Union officials announced the final vote tally — 98.99 percent of teachers saying they had no confidence in Claypool — at City Hall news conference. The union has roughly 24,000 members, Lewis said.

Emanuel has twice praised Claypool's tenure at CPS in recent weeks, and did so again after Lewis' speech.

"Rather than pick fights here in Chicago, it would be a lot more productive if [the teachers union] would stand with us in Springfield as we continue to fight against the governor and for fair education funding," said Adam Collins, a mayoral spokesman. "With just over one week left in the legislative session, anything else is an unnecessary distraction and can only serve to help the governor politically at the expense of our school children."

Claypool also laid the blame for the district's financial woes at Rauner's feet.

“CPS’ financial crisis is rooted in racially discriminatory state funding — to the tune of $500 million a year — and it’s shocking that Karen Lewis’ top priority is anything other than holding the governor accountable for that injustice,” Claypool said in a statement.

Five families sued the State of Illinois on behalf of Chicago Public Schools in February, claiming that the state has violated the civil rights of their children by giving Chicago schools less funding than other districts.

Illinois picks up a greater share of the bill for teacher pensions in school districts outside Chicago — where 58 percent of students are white — than for Chicago's teachers, where the district is 38 percent black, 47 percent Hispanic and 10 percent white.

In 2016, the lawsuit alleges, for every $1 the state spent on educating children outside the city, about 76 cents was spent on students in Chicago.

In her speech, Lewis said Claypool was "ill-equipped" for the position as head of CPS and that he was a "proxy" for the man who appointed him — Emanuel — who controls the Chicago Public Schools through the members he appoints to the Board of Education.

"Mayoral control is a failure," Lewis said.

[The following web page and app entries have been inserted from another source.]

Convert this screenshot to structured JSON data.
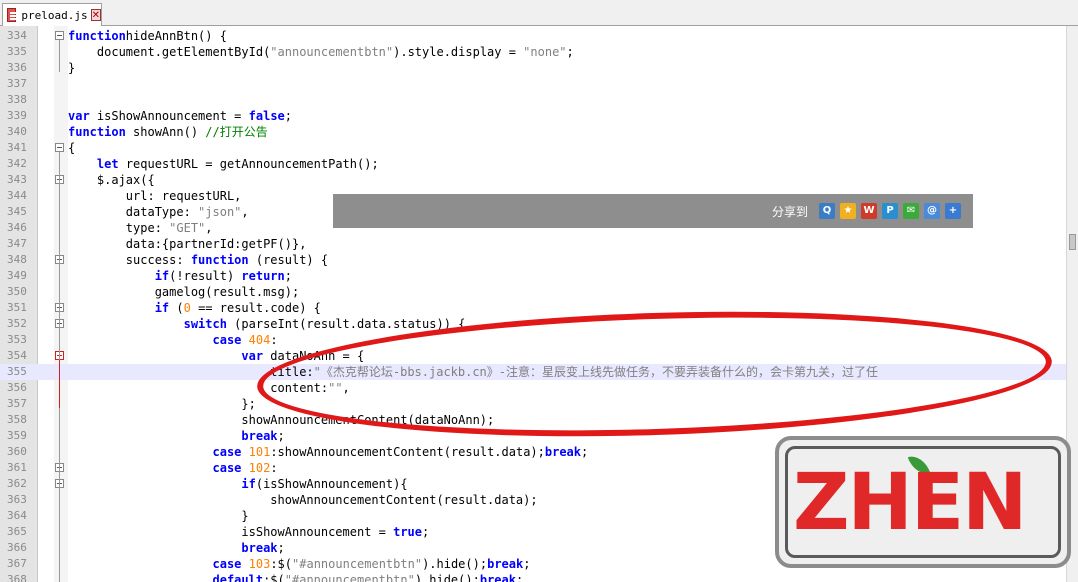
{
  "tab": {
    "label": "preload.js"
  },
  "share": {
    "label": "分享到"
  },
  "stamp": {
    "text": "ZHEN"
  },
  "lines": [
    {
      "n": "334",
      "fold": "minus",
      "tokens": [
        [
          "kw",
          "function"
        ],
        [
          "",
          "hideAnnBtn() {"
        ]
      ]
    },
    {
      "n": "335",
      "tokens": [
        [
          "",
          "    document.getElementById("
        ],
        [
          "str",
          "\"announcementbtn\""
        ],
        [
          "",
          ").style.display = "
        ],
        [
          "str",
          "\"none\""
        ],
        [
          "",
          ";"
        ]
      ]
    },
    {
      "n": "336",
      "fold": "end",
      "tokens": [
        [
          "",
          "}"
        ]
      ]
    },
    {
      "n": "337",
      "tokens": []
    },
    {
      "n": "338",
      "tokens": []
    },
    {
      "n": "339",
      "tokens": [
        [
          "kw",
          "var"
        ],
        [
          "",
          " isShowAnnouncement = "
        ],
        [
          "kw",
          "false"
        ],
        [
          "",
          ";"
        ]
      ]
    },
    {
      "n": "340",
      "tokens": [
        [
          "kw",
          "function"
        ],
        [
          "",
          " showAnn() "
        ],
        [
          "cm",
          "//打开公告"
        ]
      ]
    },
    {
      "n": "341",
      "fold": "minus",
      "tokens": [
        [
          "",
          "{"
        ]
      ]
    },
    {
      "n": "342",
      "tokens": [
        [
          "",
          "    "
        ],
        [
          "kw",
          "let"
        ],
        [
          "",
          " requestURL = getAnnouncementPath();"
        ]
      ]
    },
    {
      "n": "343",
      "fold": "minus",
      "tokens": [
        [
          "",
          "    $.ajax({"
        ]
      ]
    },
    {
      "n": "344",
      "tokens": [
        [
          "",
          "        url: requestURL,"
        ]
      ]
    },
    {
      "n": "345",
      "tokens": [
        [
          "",
          "        dataType: "
        ],
        [
          "str",
          "\"json\""
        ],
        [
          "",
          ","
        ]
      ]
    },
    {
      "n": "346",
      "tokens": [
        [
          "",
          "        type: "
        ],
        [
          "str",
          "\"GET\""
        ],
        [
          "",
          ","
        ]
      ]
    },
    {
      "n": "347",
      "tokens": [
        [
          "",
          "        data:{partnerId:getPF()},"
        ]
      ]
    },
    {
      "n": "348",
      "fold": "minus",
      "tokens": [
        [
          "",
          "        success: "
        ],
        [
          "kw",
          "function"
        ],
        [
          "",
          " (result) {"
        ]
      ]
    },
    {
      "n": "349",
      "tokens": [
        [
          "",
          "            "
        ],
        [
          "kw",
          "if"
        ],
        [
          "",
          "(!result) "
        ],
        [
          "kw",
          "return"
        ],
        [
          "",
          ";"
        ]
      ]
    },
    {
      "n": "350",
      "tokens": [
        [
          "",
          "            gamelog(result.msg);"
        ]
      ]
    },
    {
      "n": "351",
      "fold": "minus",
      "tokens": [
        [
          "",
          "            "
        ],
        [
          "kw",
          "if"
        ],
        [
          "",
          " ("
        ],
        [
          "num",
          "0"
        ],
        [
          "",
          " == result.code) {"
        ]
      ]
    },
    {
      "n": "352",
      "fold": "minus",
      "tokens": [
        [
          "",
          "                "
        ],
        [
          "kw",
          "switch"
        ],
        [
          "",
          " (parseInt(result.data.status)) {"
        ]
      ]
    },
    {
      "n": "353",
      "tokens": [
        [
          "",
          "                    "
        ],
        [
          "kw",
          "case"
        ],
        [
          "",
          " "
        ],
        [
          "num",
          "404"
        ],
        [
          "",
          ":"
        ]
      ]
    },
    {
      "n": "354",
      "fold": "red",
      "tokens": [
        [
          "",
          "                        "
        ],
        [
          "kw",
          "var"
        ],
        [
          "",
          " dataNoAnn = {"
        ]
      ]
    },
    {
      "n": "355",
      "hl": true,
      "tokens": [
        [
          "",
          "                            title:"
        ],
        [
          "str",
          "\"《杰克帮论坛-bbs.jackb.cn》-注意：星辰变上线先做任务，不要弄装备什么的，会卡第九关，过了任"
        ]
      ]
    },
    {
      "n": "356",
      "tokens": [
        [
          "",
          "                            content:"
        ],
        [
          "str",
          "\"\""
        ],
        [
          "",
          ","
        ]
      ]
    },
    {
      "n": "357",
      "fold": "endred",
      "tokens": [
        [
          "",
          "                        };"
        ]
      ]
    },
    {
      "n": "358",
      "tokens": [
        [
          "",
          "                        showAnnouncementContent(dataNoAnn);"
        ]
      ]
    },
    {
      "n": "359",
      "tokens": [
        [
          "",
          "                        "
        ],
        [
          "kw",
          "break"
        ],
        [
          "",
          ";"
        ]
      ]
    },
    {
      "n": "360",
      "tokens": [
        [
          "",
          "                    "
        ],
        [
          "kw",
          "case"
        ],
        [
          "",
          " "
        ],
        [
          "num",
          "101"
        ],
        [
          "",
          ":showAnnouncementContent(result.data);"
        ],
        [
          "kw",
          "break"
        ],
        [
          "",
          ";"
        ]
      ]
    },
    {
      "n": "361",
      "fold": "minus",
      "tokens": [
        [
          "",
          "                    "
        ],
        [
          "kw",
          "case"
        ],
        [
          "",
          " "
        ],
        [
          "num",
          "102"
        ],
        [
          "",
          ":"
        ]
      ]
    },
    {
      "n": "362",
      "fold": "minus",
      "tokens": [
        [
          "",
          "                        "
        ],
        [
          "kw",
          "if"
        ],
        [
          "",
          "(isShowAnnouncement){"
        ]
      ]
    },
    {
      "n": "363",
      "tokens": [
        [
          "",
          "                            showAnnouncementContent(result.data);"
        ]
      ]
    },
    {
      "n": "364",
      "fold": "end",
      "tokens": [
        [
          "",
          "                        }"
        ]
      ]
    },
    {
      "n": "365",
      "tokens": [
        [
          "",
          "                        isShowAnnouncement = "
        ],
        [
          "kw",
          "true"
        ],
        [
          "",
          ";"
        ]
      ]
    },
    {
      "n": "366",
      "tokens": [
        [
          "",
          "                        "
        ],
        [
          "kw",
          "break"
        ],
        [
          "",
          ";"
        ]
      ]
    },
    {
      "n": "367",
      "tokens": [
        [
          "",
          "                    "
        ],
        [
          "kw",
          "case"
        ],
        [
          "",
          " "
        ],
        [
          "num",
          "103"
        ],
        [
          "",
          ":$("
        ],
        [
          "str",
          "\"#announcementbtn\""
        ],
        [
          "",
          ").hide();"
        ],
        [
          "kw",
          "break"
        ],
        [
          "",
          ";"
        ]
      ]
    },
    {
      "n": "368",
      "tokens": [
        [
          "",
          "                    "
        ],
        [
          "kw",
          "default"
        ],
        [
          "",
          ":$("
        ],
        [
          "str",
          "\"#announcementbtn\""
        ],
        [
          "",
          ").hide();"
        ],
        [
          "kw",
          "break"
        ],
        [
          "",
          ";"
        ]
      ]
    }
  ]
}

Claypool has not done nearly enough to help Chicago school children coping with the effects of violence in the city, which has surged during the past two years, Lewis said.

In addition, Claypool has failed to fully fund special education services, forcing teachers to develop Individual Education Plans for students based not on their needs but the resources available at their schools, Lewis said.

District officials have also violated the spirit of the contract reached in October between the union and CPS, which calls for teacher's assistants to be hired in kindergarten through second-grade classrooms with more than 28 students, Lewis said.

At one school — which Lewis did not name — a large second-grade class was reduced in size by the immediate promotion of 10 students to third grade.

Lewis called that action a "travesty" and "tragic" for those students.

CPS spokeswoman Emily Bittner said the district was looking into Lewis' charges.

Rauner Also Criticized

Still, Lewis reserved her harshest criticism for Rauner, whom she said hates teachers for "being advocates for the poor."

Chicago should not wait for Rauner's "cold heart to thaw" but fully fund schools on its own by taxing big companies.

"This is a crisis of leadership," Lewis said.

If the mayor does replace the head of CPS, Lewis said Chief Education Officer Janice Jackson — a former teacher and principal — was "someone she could work with."

"I don't know why she would want the job," Lewis said.

Jackson has begun appearing more frequently at CPS events with Emanuel. She also helped to negotiate a new contract for the teachers union this fall.

The Sun-Times has reported that tensions between Emanuel and Claypool are running high amid the budget crisis, leading to whispers at City Hall that he could be replaced by Jackson.